Cover Story: Green Mission
Consumers Union is dedicated to working for a fair, just and safe marketplace for all consumers. To accomplish this, it operates the world's largest nonprofit educational and consumer product testing center. It testifies before legislative and regulatory bodies and petitions government agencies. Through its Web site, Consumer Reports magazine and other publications, it helps the public make informed decisions about everything from health care to financial services and automobiles.

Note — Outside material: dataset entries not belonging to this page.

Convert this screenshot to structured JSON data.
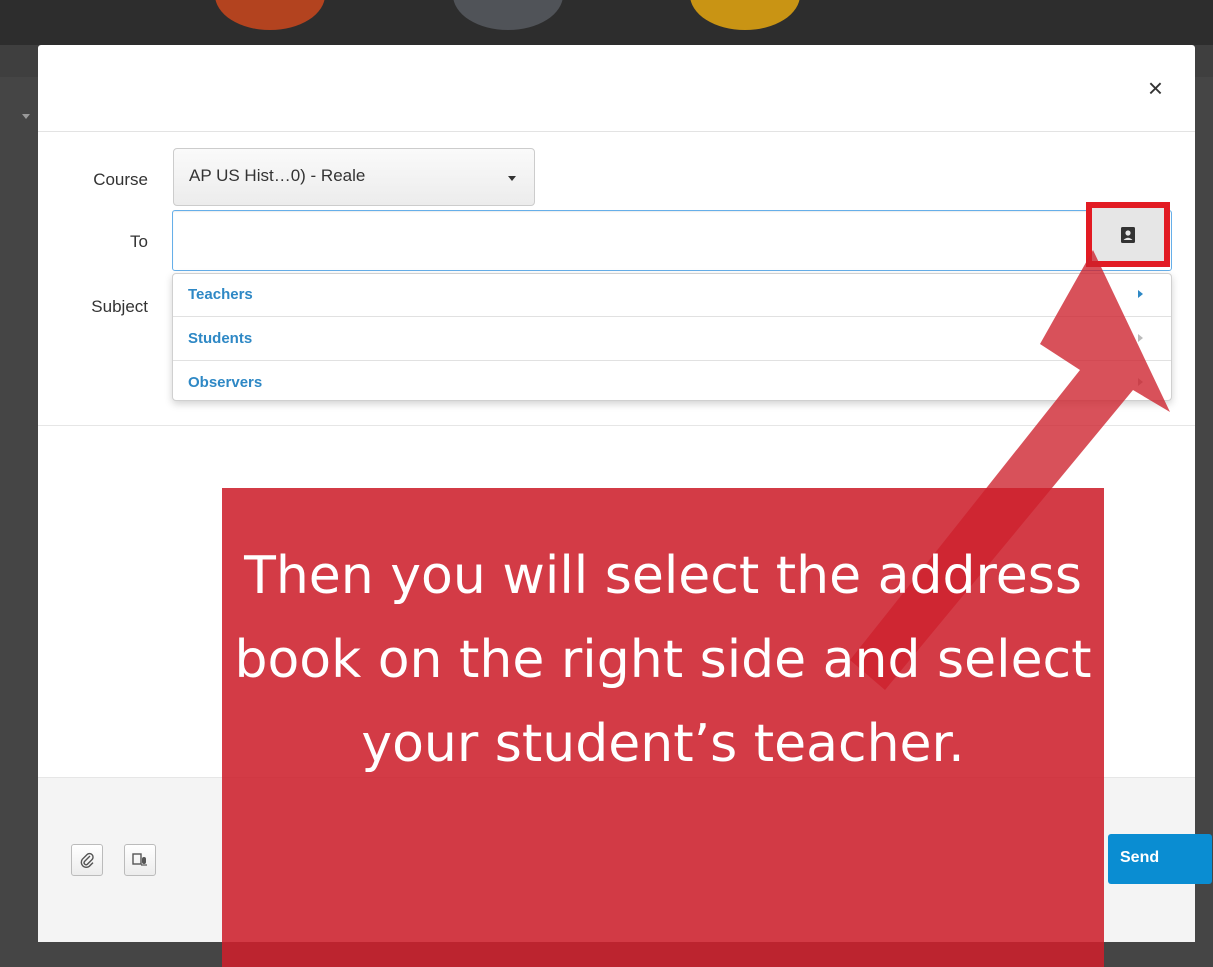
{
  "modal": {
    "close_label": "×",
    "course_label": "Course",
    "course_value": "AP US Hist…0) - Reale",
    "to_label": "To",
    "to_value": "",
    "subject_label": "Subject",
    "recipient_menu": [
      {
        "label": "Teachers"
      },
      {
        "label": "Students"
      },
      {
        "label": "Observers"
      }
    ],
    "send_label": "Send",
    "address_book_icon": "address-book-icon",
    "attach_icon": "paperclip-icon",
    "media_icon": "media-record-icon"
  },
  "callout": {
    "text": "Then you will select the address book on the right side and select your student’s teacher."
  },
  "colors": {
    "highlight": "#e21b23",
    "callout_bg": "#cd202c",
    "link": "#2e88c5",
    "send": "#0a8dd2"
  }
}
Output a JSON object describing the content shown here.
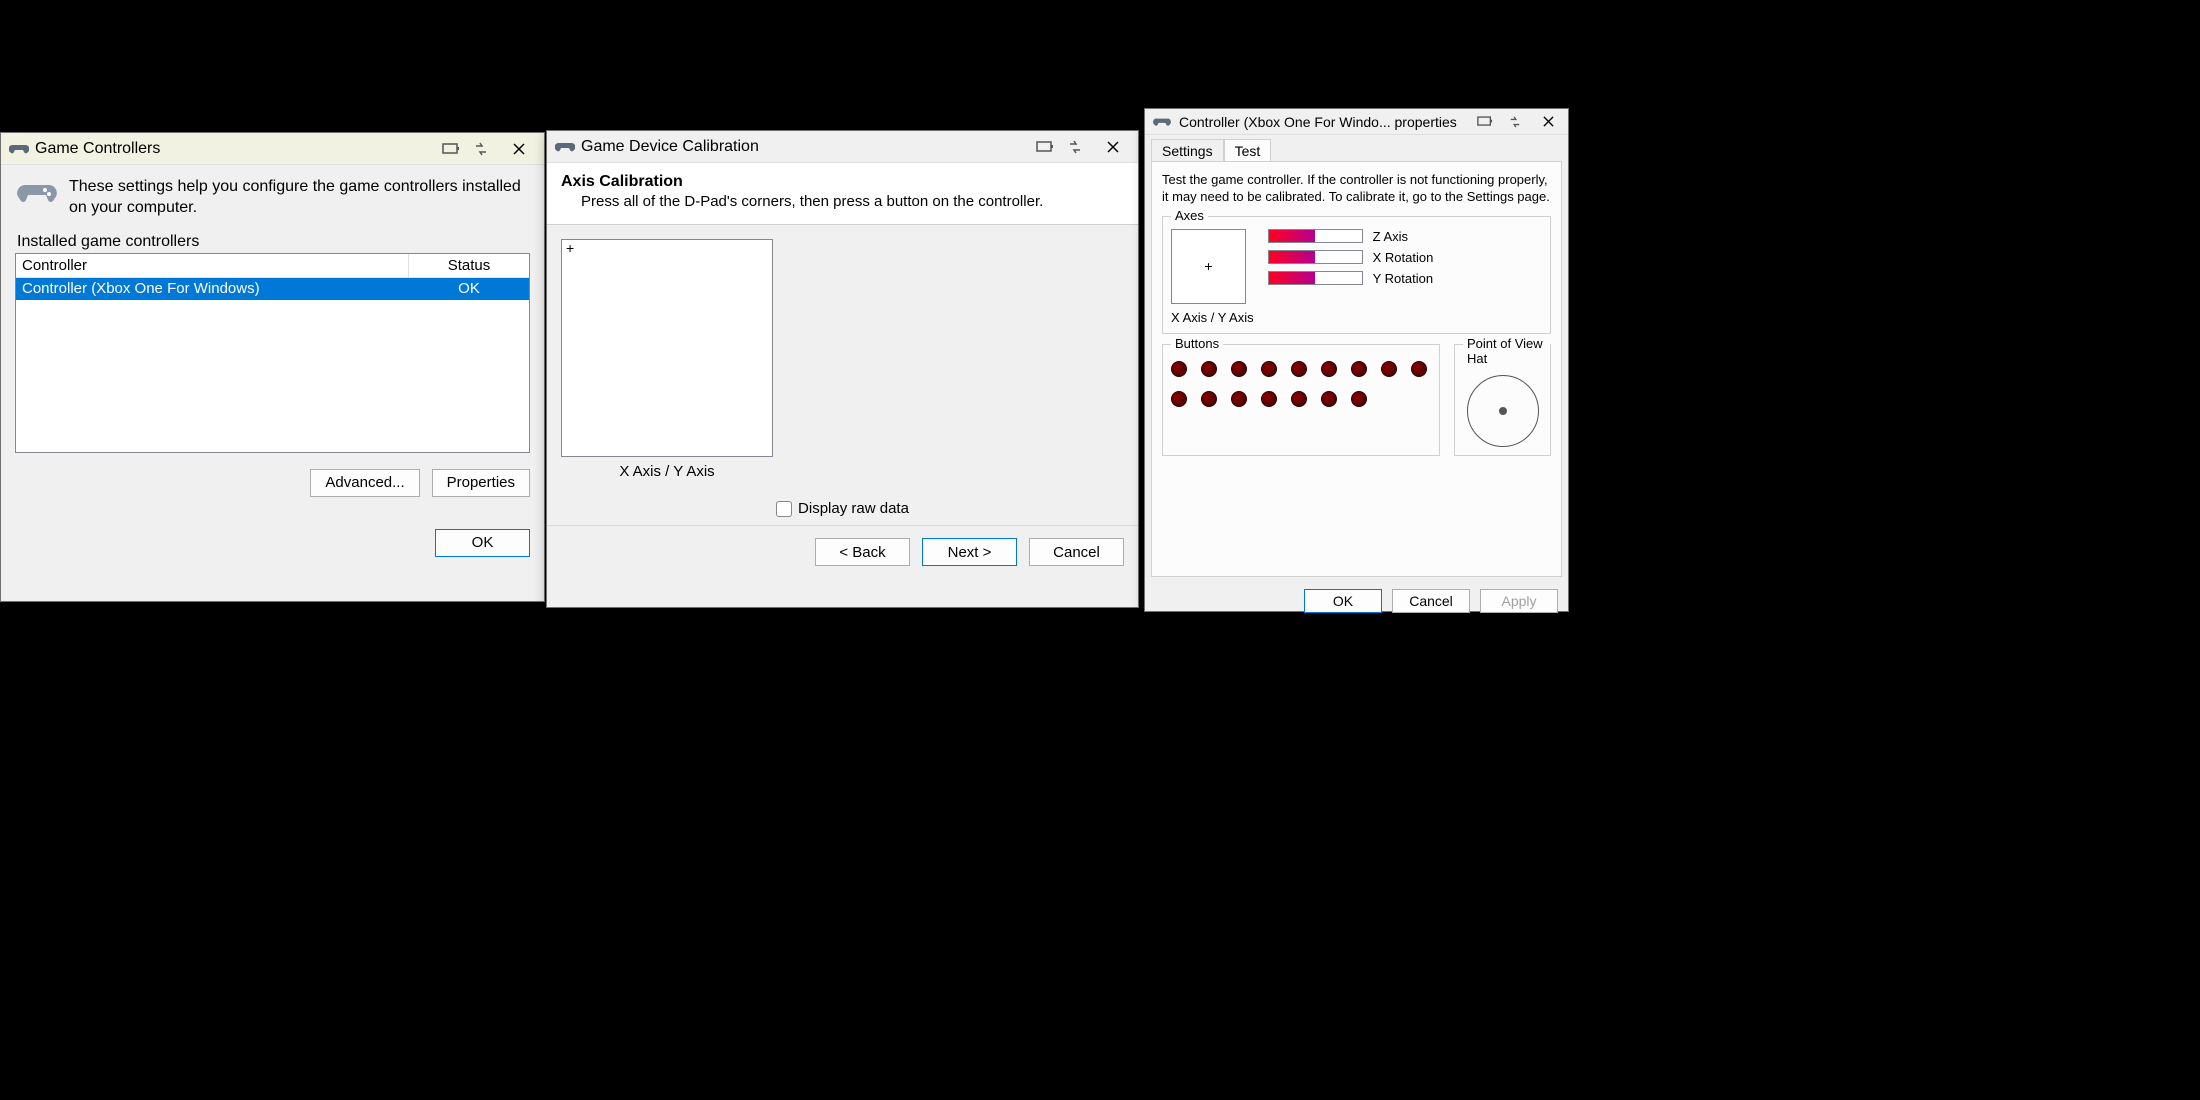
{
  "colors": {
    "selection": "#0078d7",
    "bar_gradient_from": "#ff0020",
    "bar_gradient_to": "#b40090"
  },
  "win1": {
    "title": "Game Controllers",
    "intro": "These settings help you configure the game controllers installed on your computer.",
    "section_label": "Installed game controllers",
    "columns": {
      "controller": "Controller",
      "status": "Status"
    },
    "rows": [
      {
        "name": "Controller (Xbox One For Windows)",
        "status": "OK",
        "selected": true
      }
    ],
    "buttons": {
      "advanced": "Advanced...",
      "properties": "Properties",
      "ok": "OK"
    }
  },
  "win2": {
    "title": "Game Device Calibration",
    "section_title": "Axis Calibration",
    "section_sub": "Press all of the D-Pad's corners, then press a button on the controller.",
    "axis_box_marker": "+",
    "axis_label": "X Axis / Y Axis",
    "raw_checkbox": "Display raw data",
    "buttons": {
      "back": "< Back",
      "next": "Next >",
      "cancel": "Cancel"
    }
  },
  "win3": {
    "title": "Controller (Xbox One For Windo... properties",
    "tabs": {
      "settings": "Settings",
      "test": "Test",
      "active": "Test"
    },
    "desc": "Test the game controller.  If the controller is not functioning properly, it may need to be calibrated.  To calibrate it, go to the Settings page.",
    "axes": {
      "legend": "Axes",
      "xy_marker": "+",
      "xy_label": "X Axis / Y Axis",
      "bars": [
        {
          "label": "Z Axis",
          "percent": 50
        },
        {
          "label": "X Rotation",
          "percent": 50
        },
        {
          "label": "Y Rotation",
          "percent": 50
        }
      ]
    },
    "buttons_group": {
      "legend": "Buttons",
      "count": 16
    },
    "pov_group": {
      "legend": "Point of View Hat"
    },
    "buttons": {
      "ok": "OK",
      "cancel": "Cancel",
      "apply": "Apply"
    }
  }
}
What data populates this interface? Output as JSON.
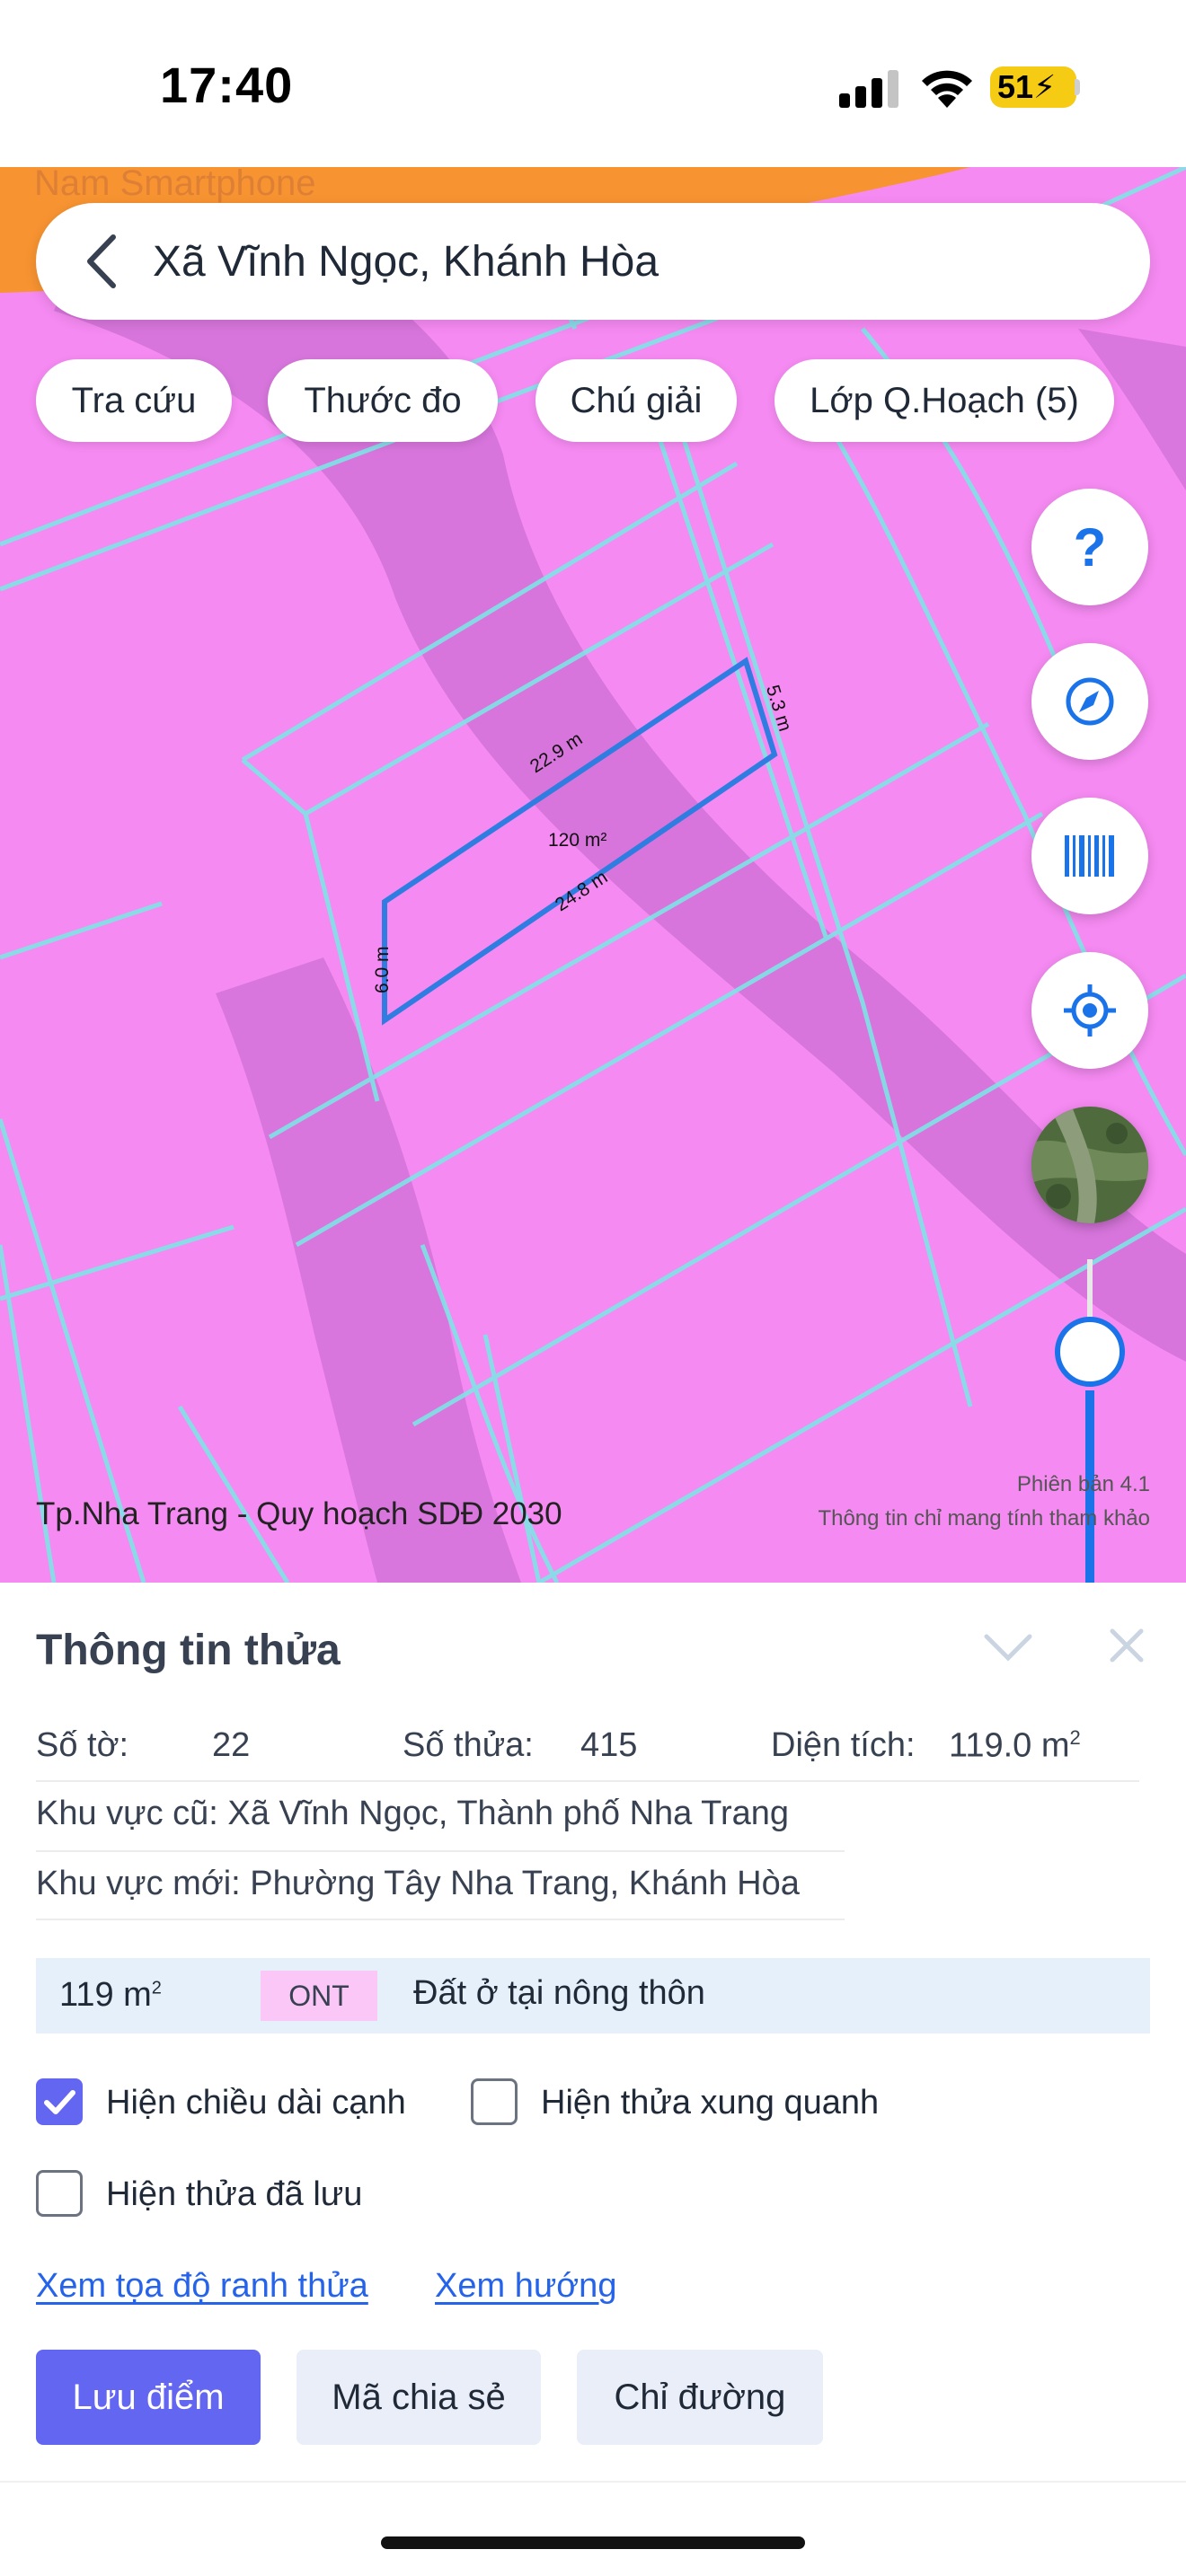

And, if that's not enough, Consumers Union's marketing and production teams have successfully launched their own sustainability "revolution," implementing strategies that contribute to a cleaner, more hospitable planet.
Meta Brophy, director of publishing operations for Consumers Union, describes these efforts as "greening the mission." Appropriately, they began in the organization's grass roots. "This is not a top-down initiative," she says. "It's initiative all right-first on an individual level, then a departmental level and a divisional level. We think our efforts support [Consumers Union's] mission to test, inform and protect."
Starting a Revolution
The seeds for Consumers Union's green movement were planted in 2004, when Brophy heard about the Direct Marketing Association and the Magazine Publishers of America developing environmental handbooks for their respective memberships.
"I heard about these committees from industry colleagues, and I joined both," says Brophy. "I was looking to educate myself about the issues and to see how and with what we might do a better job with our direct mail and publications. I had no idea, really, the scope and magnitude of environmental impact. Working on these committees opened my eyes in a big way."
At the time, environmental concerns were beginning to surface within the magazine and catalog communities, but no one was really talking about direct mail, she says. Initially, most of the discussion was about paper. But Brophy quickly realized that truly sustainable marketing and production would require a more holistic view. "Recycled paper is only one item in the whole conversation," she stresses.